Well it’s been a while since I posted any projects.  I actually did build a few things that we sold at the Spoon River Drive.  I simply did not have enough time to take pictures and post those items, and they were mostly repeats of things I’ve already posted.  However I did make a new piece that didn’t sell, but ended up in my sister’s house.  My mom wanted it but gave it to my sister, so I made mom another one that is shown here.

The plans are based on this this post on ana-white.com.  I omitted the bottom shelf at the request of my sister (the other sister, the one with the booth at Spoon).  I applied the same finish I’ve been using lately which consists of: black walnut Danish oil, shellac seal coat, latex base coat, random paraffin wax, latex top coats, sand back, satin poly.  It’s still a lot of work, but I’m getting faster and the spray gun is getting easier to use.


Kitchen Island

I’ve been pondering building a kitchen island for a couple of years now.  It all started when Megan and I saw a walnut butcher block counter top that had been returned to Lowe’s and was on ‘clearance.’  We liked the look and checked online to see how much butcher block cost, and it turned out to be much less than Lowe’s clearance price (like 1/3).

islandplanFast forward 2 years, countless antique malls, auctions, flea markets and garage sales and we’re (well Megan is) out of storage and counter space (meager to begin with).  Where are we supposed to put all this Pyrex and Morton Pottery?  So, I told her I’d build her the island of her design for her birthday.  She whipped out the trusty graph paper (that’s right, she hasn’t graduated to the digital age) and iterated until she was satisfied with the look and it was something I could actually build.

Character walnut butcher blockOn to the details.  We ordered the top first, before we even had a base cabinet plan.  She knew how large she wanted the top, so we just ordered it.  It is 25″ by 60″ ‘character walnut’ from hardwood-lumber.com.  Character walnut just means they mix the heartwood (dark) and sapwood (light) to get a large variety of colors.

img_20120624_201136img_20120627_203022The bottom is a pretty standard base cabinet made of 3/4″ plywood with a face frame.  Nothing really special about it except that it has a face frame on all four sides because they’re all visible.  If I had to do it over again, I would make a couple of changes but overall I was happy with how it turned out.

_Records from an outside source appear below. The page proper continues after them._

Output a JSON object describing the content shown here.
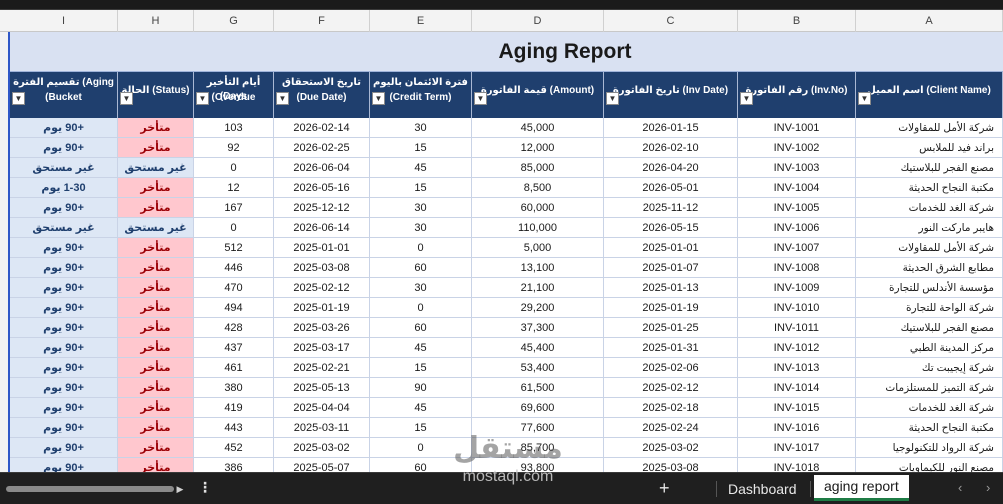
{
  "columns": [
    "I",
    "H",
    "G",
    "F",
    "E",
    "D",
    "C",
    "B",
    "A"
  ],
  "title": "Aging Report",
  "headers": {
    "bucket": [
      "تقسيم الفترة (Aging",
      "(Bucket"
    ],
    "status": [
      "الحالة (Status)"
    ],
    "overdue": [
      "أيام التأخير (Days",
      "(Overdue"
    ],
    "due_date": [
      "تاريخ الاستحقاق",
      "(Due Date)"
    ],
    "credit_term": [
      "فترة الائتمان باليوم",
      "(Credit Term)"
    ],
    "amount": [
      "قيمة الفاتورة (Amount)"
    ],
    "inv_date": [
      "تاريخ الفاتورة (Inv Date)"
    ],
    "inv_no": [
      "رقم الفاتورة (Inv.No)"
    ],
    "client": [
      "اسم العميل (Client Name)"
    ]
  },
  "rows": [
    {
      "bucket": "+90 يوم",
      "status": "متأخر",
      "overdue": "103",
      "due": "2026-02-14",
      "term": "30",
      "amount": "45,000",
      "inv_date": "2026-01-15",
      "inv": "INV-1001",
      "client": "شركة الأمل للمقاولات"
    },
    {
      "bucket": "+90 يوم",
      "status": "متأخر",
      "overdue": "92",
      "due": "2026-02-25",
      "term": "15",
      "amount": "12,000",
      "inv_date": "2026-02-10",
      "inv": "INV-1002",
      "client": "براند فيد للملابس"
    },
    {
      "bucket": "غير مستحق",
      "status": "غير مستحق",
      "overdue": "0",
      "due": "2026-06-04",
      "term": "45",
      "amount": "85,000",
      "inv_date": "2026-04-20",
      "inv": "INV-1003",
      "client": "مصنع الفجر للبلاستيك"
    },
    {
      "bucket": "1-30 يوم",
      "status": "متأخر",
      "overdue": "12",
      "due": "2026-05-16",
      "term": "15",
      "amount": "8,500",
      "inv_date": "2026-05-01",
      "inv": "INV-1004",
      "client": "مكتبة النجاح الحديثة"
    },
    {
      "bucket": "+90 يوم",
      "status": "متأخر",
      "overdue": "167",
      "due": "2025-12-12",
      "term": "30",
      "amount": "60,000",
      "inv_date": "2025-11-12",
      "inv": "INV-1005",
      "client": "شركة الغد للخدمات"
    },
    {
      "bucket": "غير مستحق",
      "status": "غير مستحق",
      "overdue": "0",
      "due": "2026-06-14",
      "term": "30",
      "amount": "110,000",
      "inv_date": "2026-05-15",
      "inv": "INV-1006",
      "client": "هايبر ماركت النور"
    },
    {
      "bucket": "+90 يوم",
      "status": "متأخر",
      "overdue": "512",
      "due": "2025-01-01",
      "term": "0",
      "amount": "5,000",
      "inv_date": "2025-01-01",
      "inv": "INV-1007",
      "client": "شركة الأمل للمقاولات"
    },
    {
      "bucket": "+90 يوم",
      "status": "متأخر",
      "overdue": "446",
      "due": "2025-03-08",
      "term": "60",
      "amount": "13,100",
      "inv_date": "2025-01-07",
      "inv": "INV-1008",
      "client": "مطابع الشرق الحديثة"
    },
    {
      "bucket": "+90 يوم",
      "status": "متأخر",
      "overdue": "470",
      "due": "2025-02-12",
      "term": "30",
      "amount": "21,100",
      "inv_date": "2025-01-13",
      "inv": "INV-1009",
      "client": "مؤسسة الأندلس للتجارة"
    },
    {
      "bucket": "+90 يوم",
      "status": "متأخر",
      "overdue": "494",
      "due": "2025-01-19",
      "term": "0",
      "amount": "29,200",
      "inv_date": "2025-01-19",
      "inv": "INV-1010",
      "client": "شركة الواحة للتجارة"
    },
    {
      "bucket": "+90 يوم",
      "status": "متأخر",
      "overdue": "428",
      "due": "2025-03-26",
      "term": "60",
      "amount": "37,300",
      "inv_date": "2025-01-25",
      "inv": "INV-1011",
      "client": "مصنع الفجر للبلاستيك"
    },
    {
      "bucket": "+90 يوم",
      "status": "متأخر",
      "overdue": "437",
      "due": "2025-03-17",
      "term": "45",
      "amount": "45,400",
      "inv_date": "2025-01-31",
      "inv": "INV-1012",
      "client": "مركز المدينة الطبي"
    },
    {
      "bucket": "+90 يوم",
      "status": "متأخر",
      "overdue": "461",
      "due": "2025-02-21",
      "term": "15",
      "amount": "53,400",
      "inv_date": "2025-02-06",
      "inv": "INV-1013",
      "client": "شركة إيجيبت تك"
    },
    {
      "bucket": "+90 يوم",
      "status": "متأخر",
      "overdue": "380",
      "due": "2025-05-13",
      "term": "90",
      "amount": "61,500",
      "inv_date": "2025-02-12",
      "inv": "INV-1014",
      "client": "شركة التميز للمستلزمات"
    },
    {
      "bucket": "+90 يوم",
      "status": "متأخر",
      "overdue": "419",
      "due": "2025-04-04",
      "term": "45",
      "amount": "69,600",
      "inv_date": "2025-02-18",
      "inv": "INV-1015",
      "client": "شركة الغد للخدمات"
    },
    {
      "bucket": "+90 يوم",
      "status": "متأخر",
      "overdue": "443",
      "due": "2025-03-11",
      "term": "15",
      "amount": "77,600",
      "inv_date": "2025-02-24",
      "inv": "INV-1016",
      "client": "مكتبة النجاح الحديثة"
    },
    {
      "bucket": "+90 يوم",
      "status": "متأخر",
      "overdue": "452",
      "due": "2025-03-02",
      "term": "0",
      "amount": "85,700",
      "inv_date": "2025-03-02",
      "inv": "INV-1017",
      "client": "شركة الرواد للتكنولوجيا"
    },
    {
      "bucket": "+90 يوم",
      "status": "متأخر",
      "overdue": "386",
      "due": "2025-05-07",
      "term": "60",
      "amount": "93,800",
      "inv_date": "2025-03-08",
      "inv": "INV-1018",
      "client": "مصنع النور للكيماويات"
    }
  ],
  "sheet_tabs": [
    "Dashboard",
    "aging report"
  ],
  "add_sheet_label": "+",
  "more_label": "⋮",
  "watermark": {
    "logo": "مستقل",
    "site": "mostaql.com"
  },
  "colors": {
    "header_bg": "#1f3f6e",
    "title_bg": "#d9e1f2",
    "late_bg": "#ffc7ce",
    "late_text": "#9c0006",
    "ok_bg": "#dde7f5"
  }
}
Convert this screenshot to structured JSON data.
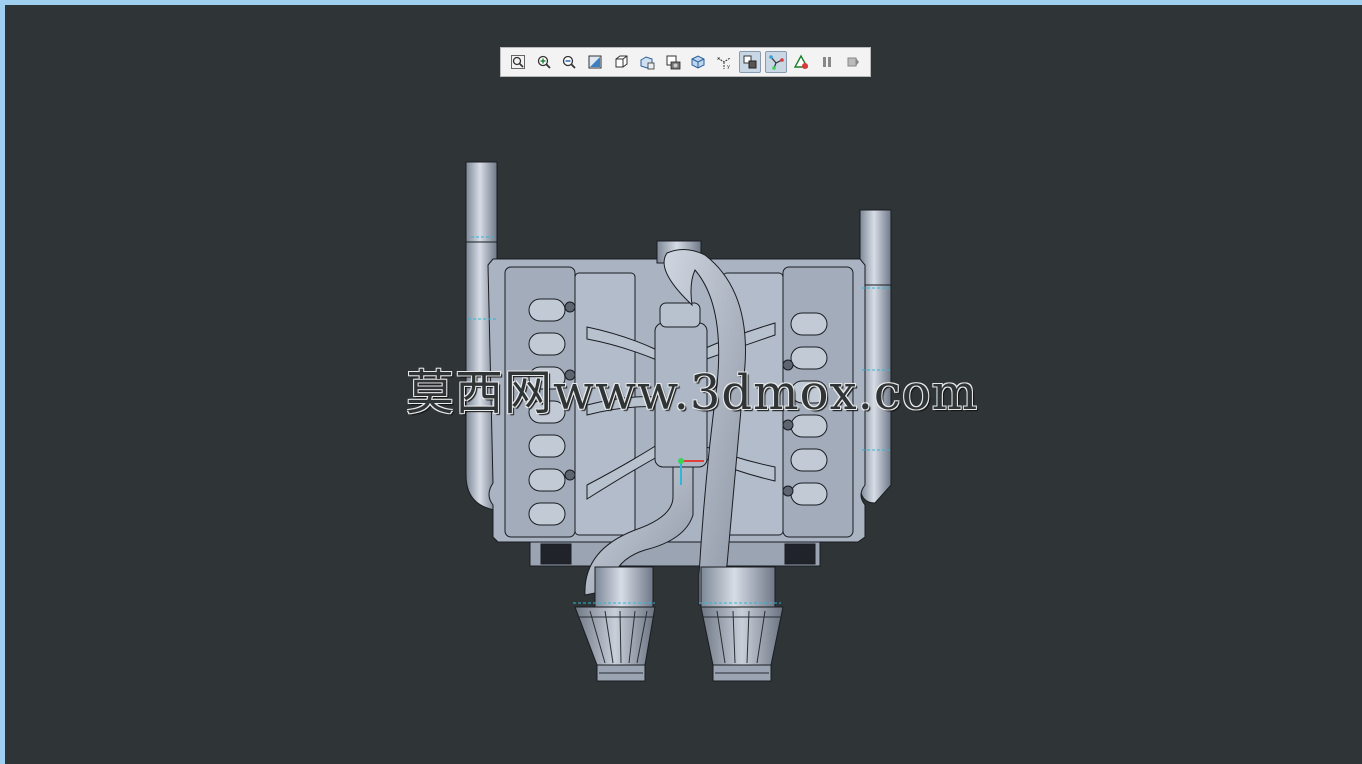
{
  "viewer": {
    "watermark": "莫西网www.3dmox.com"
  },
  "toolbar": {
    "buttons": [
      {
        "name": "refit-icon",
        "active": false
      },
      {
        "name": "zoom-in-icon",
        "active": false
      },
      {
        "name": "zoom-out-icon",
        "active": false
      },
      {
        "name": "repaint-icon",
        "active": false
      },
      {
        "name": "display-style-icon",
        "active": false
      },
      {
        "name": "saved-views-icon",
        "active": false
      },
      {
        "name": "view-manager-icon",
        "active": false
      },
      {
        "name": "perspective-icon",
        "active": false
      },
      {
        "name": "datum-display-icon",
        "active": false
      },
      {
        "name": "spin-center-icon",
        "active": true
      },
      {
        "name": "axis-display-icon",
        "active": true
      },
      {
        "name": "annotation-display-icon",
        "active": false
      },
      {
        "name": "pause-icon",
        "active": false
      },
      {
        "name": "next-icon",
        "active": false
      }
    ]
  },
  "colors": {
    "background": "#2f3436",
    "frame": "#9fd0ef",
    "model": "#a9b3c2",
    "edge": "#1a1d22",
    "datum": "#2fb6d8"
  }
}
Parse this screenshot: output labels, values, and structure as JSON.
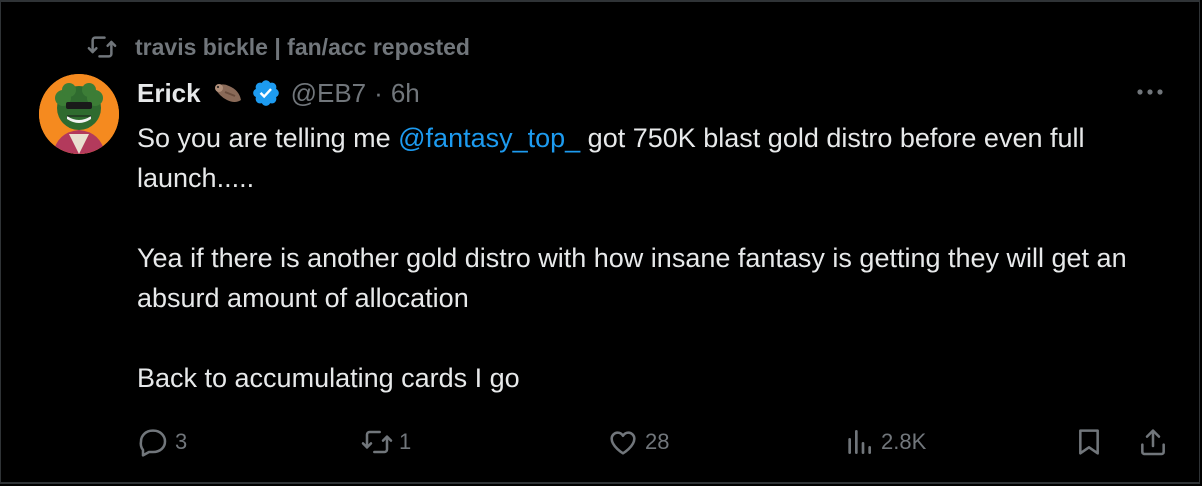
{
  "repost": {
    "text": "travis bickle | fan/acc reposted",
    "icon": "repost-icon"
  },
  "author": {
    "display_name": "Erick",
    "handle": "@EB7",
    "separator": "·",
    "time": "6h",
    "avatar_color": "#f58a1f",
    "verified_color": "#1d9bf0"
  },
  "tweet": {
    "line1_before": "So you are telling me ",
    "mention": "@fantasy_top_",
    "line1_after": " got 750K blast gold distro before even full launch.....",
    "para2": "Yea if there is another gold distro with how insane fantasy is getting they will get an absurd amount of allocation",
    "para3": "Back to accumulating cards I go"
  },
  "actions": {
    "replies": "3",
    "reposts": "1",
    "likes": "28",
    "views": "2.8K"
  },
  "colors": {
    "background": "#000000",
    "text": "#e7e9ea",
    "muted": "#71767b",
    "accent": "#1d9bf0",
    "border": "#2f3336"
  }
}
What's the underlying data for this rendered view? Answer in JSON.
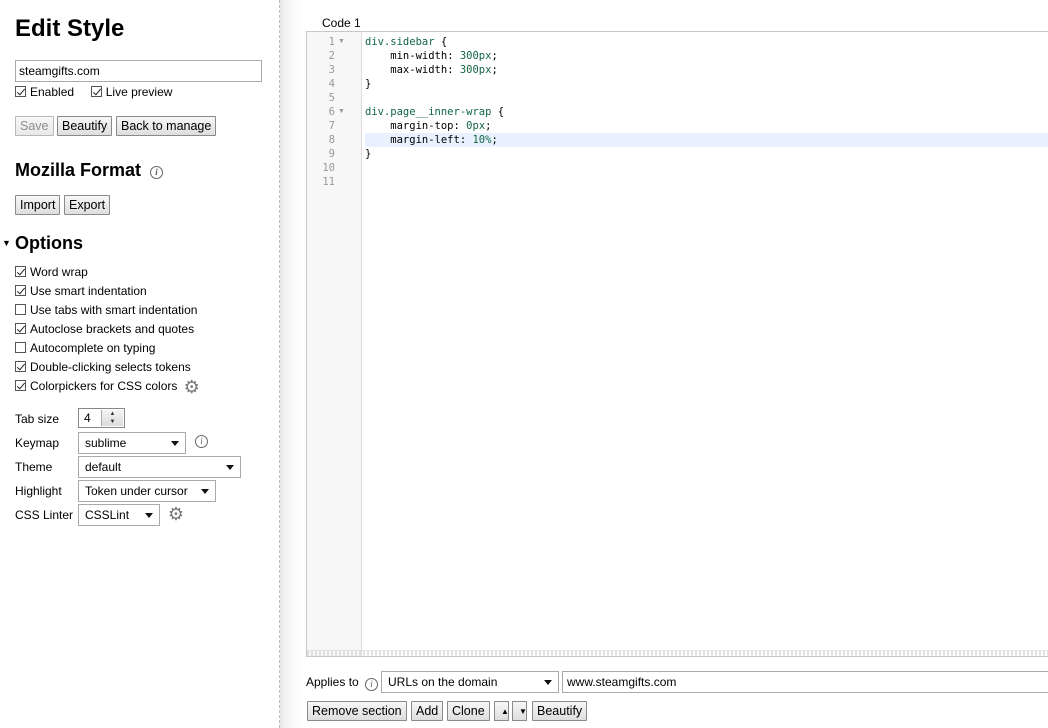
{
  "sidebar": {
    "title": "Edit Style",
    "style_name": "steamgifts.com",
    "enabled_label": "Enabled",
    "live_preview_label": "Live preview",
    "buttons": {
      "save": "Save",
      "beautify": "Beautify",
      "back": "Back to manage"
    },
    "mozilla_format": {
      "title": "Mozilla Format",
      "import": "Import",
      "export": "Export"
    },
    "options": {
      "title": "Options",
      "checkboxes": [
        {
          "label": "Word wrap",
          "checked": true
        },
        {
          "label": "Use smart indentation",
          "checked": true
        },
        {
          "label": "Use tabs with smart indentation",
          "checked": false
        },
        {
          "label": "Autoclose brackets and quotes",
          "checked": true
        },
        {
          "label": "Autocomplete on typing",
          "checked": false
        },
        {
          "label": "Double-clicking selects tokens",
          "checked": true
        },
        {
          "label": "Colorpickers for CSS colors",
          "checked": true
        }
      ],
      "tab_size_label": "Tab size",
      "tab_size_value": "4",
      "keymap_label": "Keymap",
      "keymap_value": "sublime",
      "theme_label": "Theme",
      "theme_value": "default",
      "highlight_label": "Highlight",
      "highlight_value": "Token under cursor",
      "linter_label": "CSS Linter",
      "linter_value": "CSSLint"
    }
  },
  "editor": {
    "section_title": "Code 1",
    "line_numbers": [
      "1",
      "2",
      "3",
      "4",
      "5",
      "6",
      "7",
      "8",
      "9",
      "10",
      "11"
    ],
    "fold_markers": [
      "▼",
      "",
      "",
      "",
      "",
      "▼",
      "",
      "",
      "",
      "",
      ""
    ],
    "lines": [
      [
        {
          "t": "div.sidebar",
          "c": "sel"
        },
        {
          "t": " {",
          "c": "punc"
        }
      ],
      [
        {
          "t": "    min-width",
          "c": "prop"
        },
        {
          "t": ": ",
          "c": "punc"
        },
        {
          "t": "300px",
          "c": "num"
        },
        {
          "t": ";",
          "c": "punc"
        }
      ],
      [
        {
          "t": "    max-width",
          "c": "prop"
        },
        {
          "t": ": ",
          "c": "punc"
        },
        {
          "t": "300px",
          "c": "num"
        },
        {
          "t": ";",
          "c": "punc"
        }
      ],
      [
        {
          "t": "}",
          "c": "punc"
        }
      ],
      [],
      [
        {
          "t": "div.page__inner-wrap",
          "c": "sel"
        },
        {
          "t": " {",
          "c": "punc"
        }
      ],
      [
        {
          "t": "    margin-top",
          "c": "prop"
        },
        {
          "t": ": ",
          "c": "punc"
        },
        {
          "t": "0px",
          "c": "num"
        },
        {
          "t": ";",
          "c": "punc"
        }
      ],
      [
        {
          "t": "    margin-left",
          "c": "prop"
        },
        {
          "t": ": ",
          "c": "punc"
        },
        {
          "t": "10%",
          "c": "num"
        },
        {
          "t": ";",
          "c": "punc"
        }
      ],
      [
        {
          "t": "}",
          "c": "punc"
        }
      ],
      [],
      []
    ],
    "active_line": 8
  },
  "applies": {
    "label": "Applies to",
    "type_value": "URLs on the domain",
    "url_value": "www.steamgifts.com",
    "buttons": {
      "remove": "Remove section",
      "add": "Add",
      "clone": "Clone",
      "up": "▲",
      "down": "▼",
      "beautify": "Beautify"
    }
  },
  "icons": {
    "info": "info-icon",
    "gear": "gear-icon",
    "triangle": "triangle-down-icon"
  }
}
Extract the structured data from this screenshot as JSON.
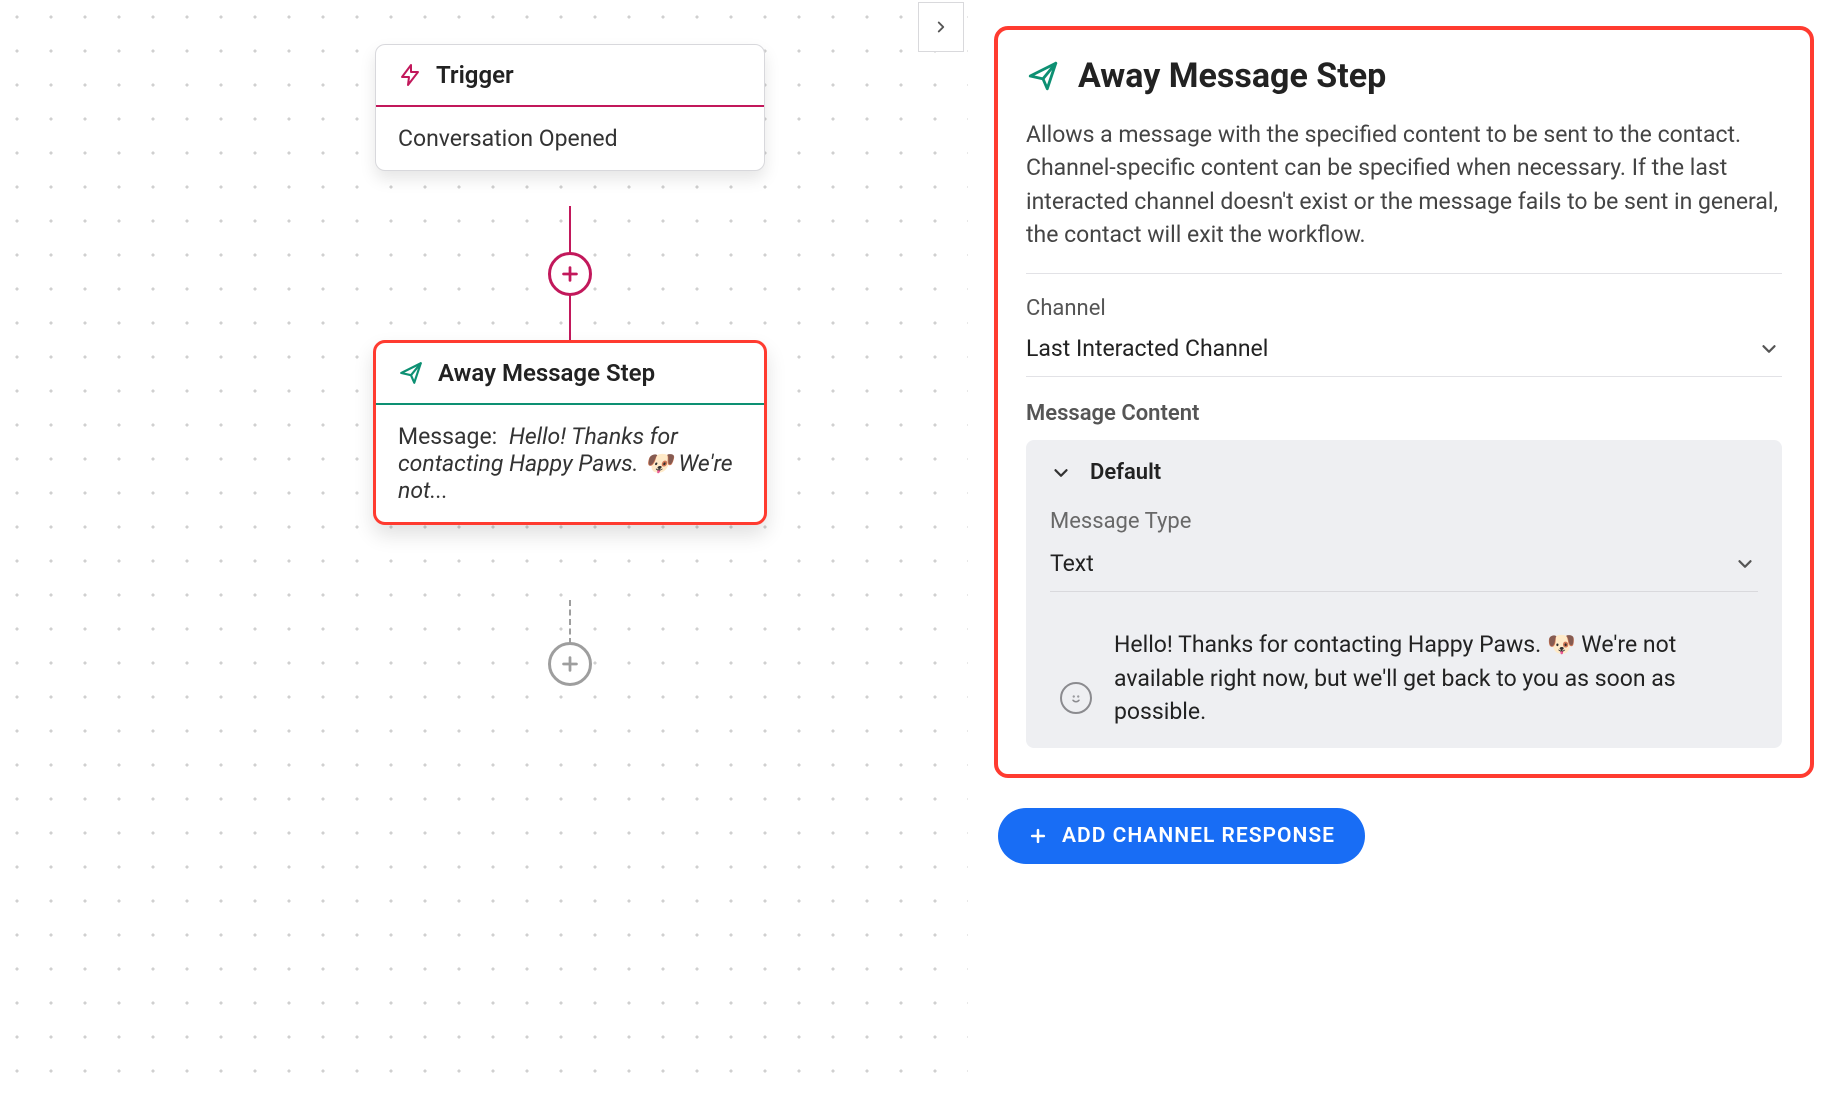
{
  "canvas": {
    "trigger": {
      "title": "Trigger",
      "body": "Conversation Opened"
    },
    "step": {
      "title": "Away Message Step",
      "message_label": "Message:",
      "message_preview": "Hello! Thanks for contacting Happy Paws. 🐶 We're not..."
    }
  },
  "panel": {
    "title": "Away Message Step",
    "description": "Allows a message with the specified content to be sent to the contact. Channel-specific content can be specified when necessary. If the last interacted channel doesn't exist or the message fails to be sent in general, the contact will exit the workflow.",
    "channel_label": "Channel",
    "channel_value": "Last Interacted Channel",
    "content_label": "Message Content",
    "default_label": "Default",
    "msg_type_label": "Message Type",
    "msg_type_value": "Text",
    "message_text": "Hello! Thanks for contacting Happy Paws. 🐶 We're not available right now, but we'll get back to you as soon as possible.",
    "add_channel_label": "ADD CHANNEL RESPONSE"
  }
}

Megan SandingFinished TopThe butcher block came unfinished and actually pretty rough.  The edges and one side had significant planer markings.  We sanded that off with 120 grit and finished it off with 220 grit.  After much research, we decided to use only mineral oil on the surface as it will see every day use.  After one use, it got ‘hairy’ again, so we re-sanded it with 220 and followed it up with 320 and 400.

First coat: Black Walnut Danish Oil The finish was a somewhat complicated procedure.  Our first step was to use Black Walnut Danish Oil.  It is supposed to be a penetrating oil finish.  My rationale was that it should hold more color when the top coats are sanded back than a stain.  I don’t actually know if it penetrates further or not, but it sounds good in theory.  In any case, we did not want to see super light colored pine after sanding back.

Following the Danish Oil, we used two coats of Shellac.  Shellac is supposed to be a tannin blocker.  Tannin is the compound in wood (especially the knots in pine) that will eventually discolor the top coat.  You can also use an oil-based primer or a shellac-based primer, but these are usually white and can not be tinted very dark.

The next coat was Antique Mahogany as a base coat.  We used a foam applicator instead of a brush to keep it smooth.  The top two coats are Vanilla Milkshake applied with a brush in order to get better coverage.  We sanded in between each coat and distressed it slightly after the final top coat.  Finally, we finished it with Minwax Polycrylic in Satin.  It was a lot of steps and took far too long, but the overall result is pretty good.

img_2334We chose the hardware to match what is already in our 1940’s era kitchen.  The bin pulls and door latches are from Van Dyke’s Restorers.

There are a few additional pictures in the gallery below.